This sweeping novel is an indictment of the corruption, violence and inhumanity that spews from the very top of society. Set in Nigeria, “land of the happiest people on earth”, it paints a disturbing picture of life, even before the grisly plot gets going.
The book takes aim at the elites and the political system that serves them. An ongoing saga is the re‑election campaign of Sir Goddie, and the machinations of his hangers-on.
The main characters are trying to cope with the horrors generated by this system—and to change it.
Duoyle, an engineer, is a “busybody” trying to unearth the truth about events the powerful hoped were safely covered up. One of his closest friends, Doctor Menka, operates on amputee victims of Boko Haram, and women who have suffered sexual violence.
Soyinka is blunt about what this means. He describes how some justify sex with young girls by referring to religion. “End of discourse. End of innocence.
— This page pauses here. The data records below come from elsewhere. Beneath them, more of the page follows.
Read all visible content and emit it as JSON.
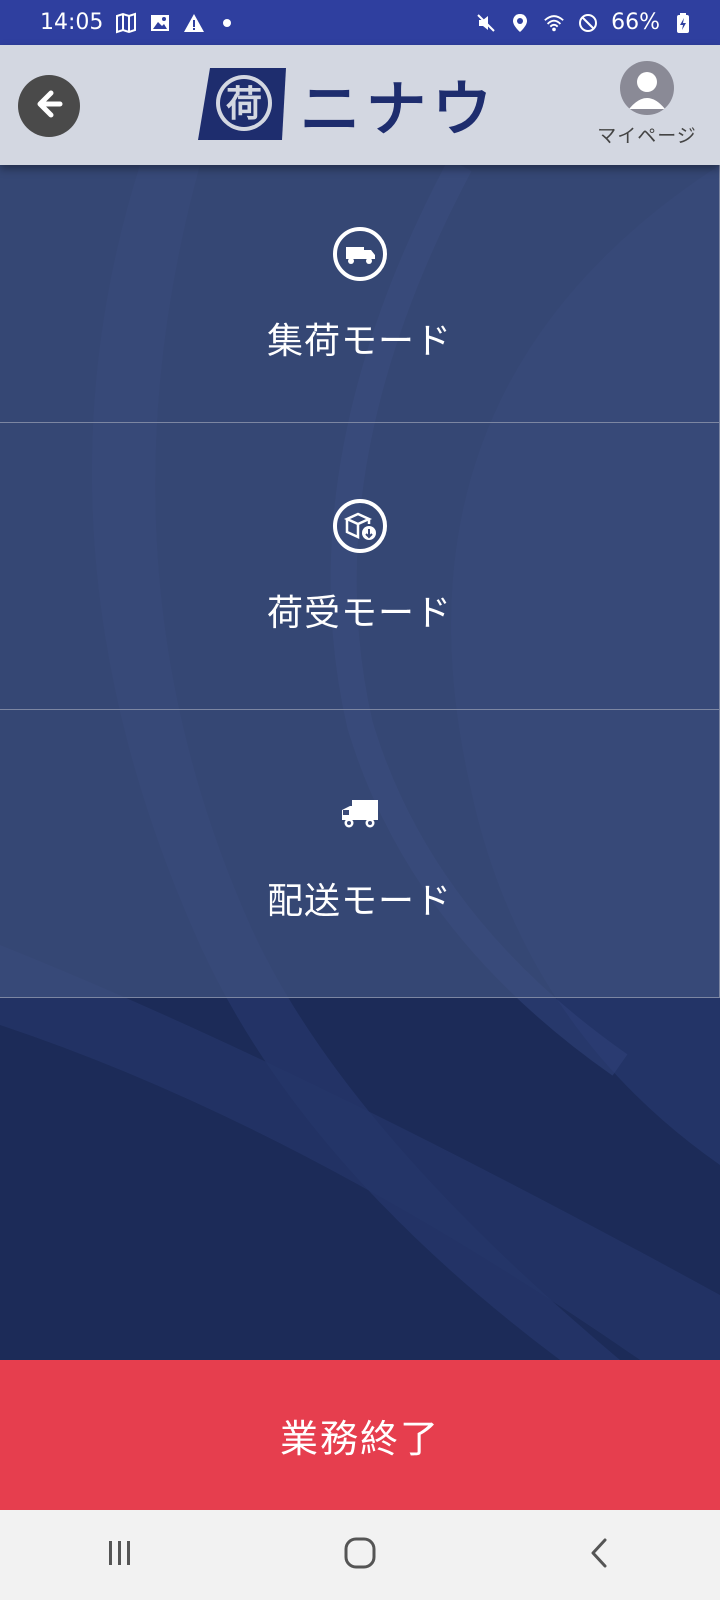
{
  "status_bar": {
    "time": "14:05",
    "battery": "66%"
  },
  "header": {
    "logo_mark": "荷",
    "logo_text": "ニナウ",
    "mypage_label": "マイページ"
  },
  "modes": [
    {
      "label": "集荷モード",
      "icon": "truck-circle-icon"
    },
    {
      "label": "荷受モード",
      "icon": "package-receive-icon"
    },
    {
      "label": "配送モード",
      "icon": "truck-icon"
    }
  ],
  "end_button": {
    "label": "業務終了"
  },
  "colors": {
    "status_bar": "#2f3f9f",
    "header_bg": "#d3d7e1",
    "brand_navy": "#1c2b58",
    "end_button": "#e63e4e"
  }
}
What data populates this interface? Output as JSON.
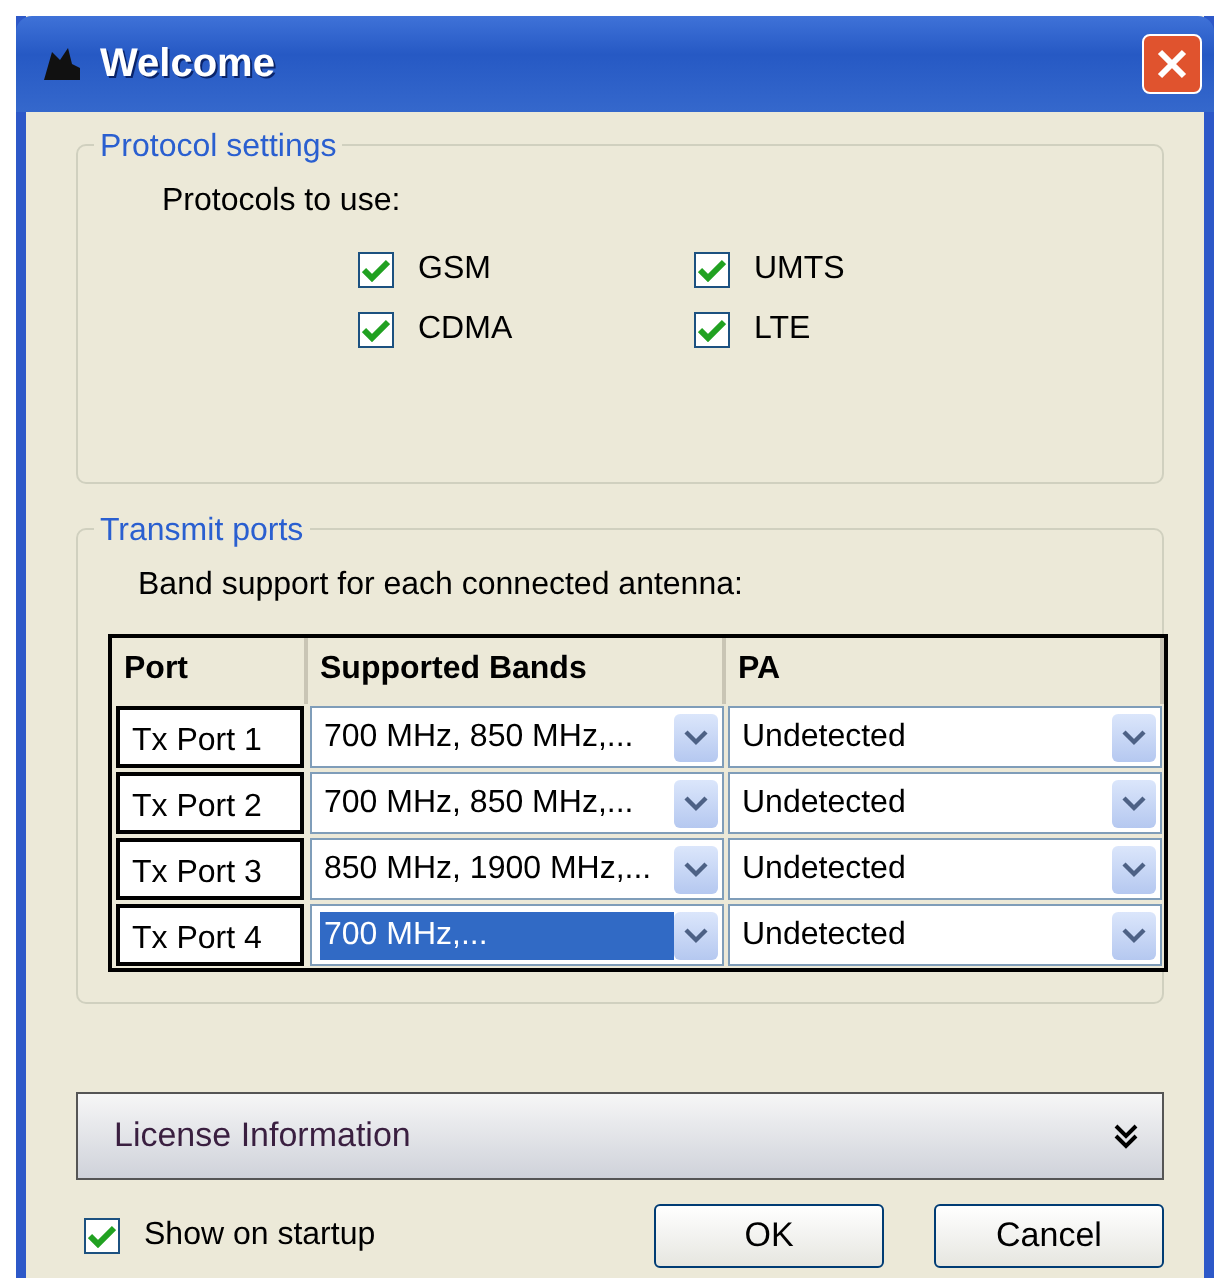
{
  "window": {
    "title": "Welcome"
  },
  "protocol_settings": {
    "title": "Protocol settings",
    "label": "Protocols to use:",
    "protocols": [
      {
        "label": "GSM",
        "checked": true
      },
      {
        "label": "UMTS",
        "checked": true
      },
      {
        "label": "CDMA",
        "checked": true
      },
      {
        "label": "LTE",
        "checked": true
      }
    ]
  },
  "transmit_ports": {
    "title": "Transmit ports",
    "label": "Band support for each connected antenna:",
    "table": {
      "columns": [
        "Port",
        "Supported Bands",
        "PA"
      ],
      "rows": [
        {
          "port": "Tx Port 1",
          "bands": "700 MHz, 850 MHz,...",
          "bands_selected": false,
          "pa": "Undetected"
        },
        {
          "port": "Tx Port 2",
          "bands": "700 MHz, 850 MHz,...",
          "bands_selected": false,
          "pa": "Undetected"
        },
        {
          "port": "Tx Port 3",
          "bands": "850 MHz, 1900 MHz,...",
          "bands_selected": false,
          "pa": "Undetected"
        },
        {
          "port": "Tx Port 4",
          "bands": "700 MHz,...",
          "bands_selected": true,
          "pa": "Undetected"
        }
      ]
    }
  },
  "license": {
    "label": "License Information",
    "expanded": false
  },
  "show_on_startup": {
    "label": "Show on startup",
    "checked": true
  },
  "buttons": [
    "OK",
    "Cancel"
  ]
}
Beginning of vaginal fistula.”
There are many other striking descriptions of casual violence, such as the cop pointing a gun “calmly, deliberately, at the head of the unbelieving statistic”. Soyinka’s writing is compelling, and especially chilling when he points to how the system really works.
Goddie learns from Papa Davina, a self-styled religious guru, details of an assassination after the fact. Goddie remarks indignantly, “I am supposed to be the prime minister.”
Davina responds, “And so you are, but you cannot oversee everything. You are only here for… maximum eight years? We are here forever.”
The plot at the heart of the novel is Menka’s discovery of a secret trade in body parts running from his hospital. When he confides this to Duyole, they are both in danger.
There are many surprises and a brilliant shocker just a page from the end. Menka and Duyole are from privileged backgrounds and there’s a danger that, by focusing so much on the top of society, ordinary people are absent.
They only seem to appear as victims or perpetrators of violence—or as gullible dupes.
So the book might not leave you with a lot of hope that things can be changed. But it is still an impressive—and entertaining—howl of rage against a barbaric system.
When we opposed the National Front
An imagined revolt in Port Talbot